Speaking of Florence, what is your favorite spot?
I live in the Oltrarno neighborhood and I’m proud of living there. But having to choose one place in particular, I say Ponte Santa Trinita, the most beautiful bridge in the world, first and foremost because it’s a female bridge, both in name and shape. This bridge is so important to me that in one of my shows, L’uomo rondine, I tell about when the withdrawing German troops had to use five blocks of TNT to knock it down and only at the fifth attempt did they succeed, with the bridge collapsing into the Arno river. It was rebuilt exactly as it was originally. That is my place, which even helped me through the lockdown when, on my way back from the grocery store, I used to stop there to bask in the sun for a few moments.

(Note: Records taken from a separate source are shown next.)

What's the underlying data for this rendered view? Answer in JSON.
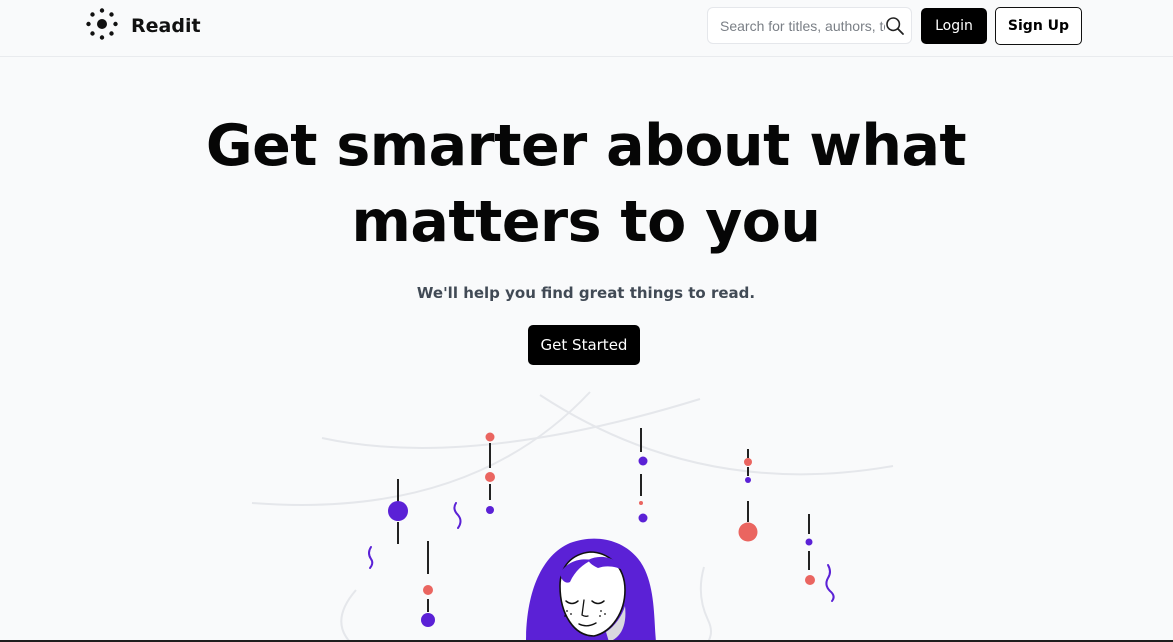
{
  "header": {
    "brand_name": "Readit",
    "search_placeholder": "Search for titles, authors, topics",
    "login_label": "Login",
    "signup_label": "Sign Up"
  },
  "hero": {
    "title": "Get smarter about what matters to you",
    "subtitle": "We'll help you find great things to read.",
    "cta_label": "Get Started"
  },
  "icons": {
    "brand": "sun-dots-logo-icon",
    "search": "search-icon"
  },
  "colors": {
    "page_background": "#f9fafb",
    "primary_button": "#000000",
    "illustration_purple": "#5b21d6",
    "illustration_coral": "#ea6560",
    "subtitle_text": "#414a55"
  }
}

In 2019, you created a space in town devoted to acting.
The Acting Class, on Via dei villani, in the Tasso area. A training ground for actors and actresses. I don’t teach acting, because I believe that acting is not something you teach, but rather extract. What I really wanted to create was a place where kids could train and where I could pass on my experience to them. That is what really counts: handing over to the younger generation. This is also the place where the first short film I directed was born, Madonne, which was secretly filmed on Florence’s tramway, two beautiful girls kissing. I’m now working on my second short film.
Where will we be seeing you next?
I’m currently busy with Non mi lasciare, starring Vittoria Puccini, by Ciro Visco. Then I’ll be starring in the new film by Spanish director Paola Ortiz, alongside Liev Schreiber, Matilda De Angelis and Sabrina Impacciatore, Across The River And Into The Trees. I also have a Netflix movie coming up, Robbing Mussolini, by Renato De Maria. In addition, of course, to my Tutto&Nulla and Fiabe shows, which I plan to resume as soon as possible. I’m also busy writing some new theater works. I fell in love again with Robert Louis Stevenson’s Treasure Island and its main character, Long John Silver. I would enjoy playing a pirate and, after all, the word “crew” can refer to either a stage crew or ship’s crew, and the theater stage, with its ropes and wooden flooring, looks very much like a ship, while the sea represents the endless emotions we strive to convey on stage.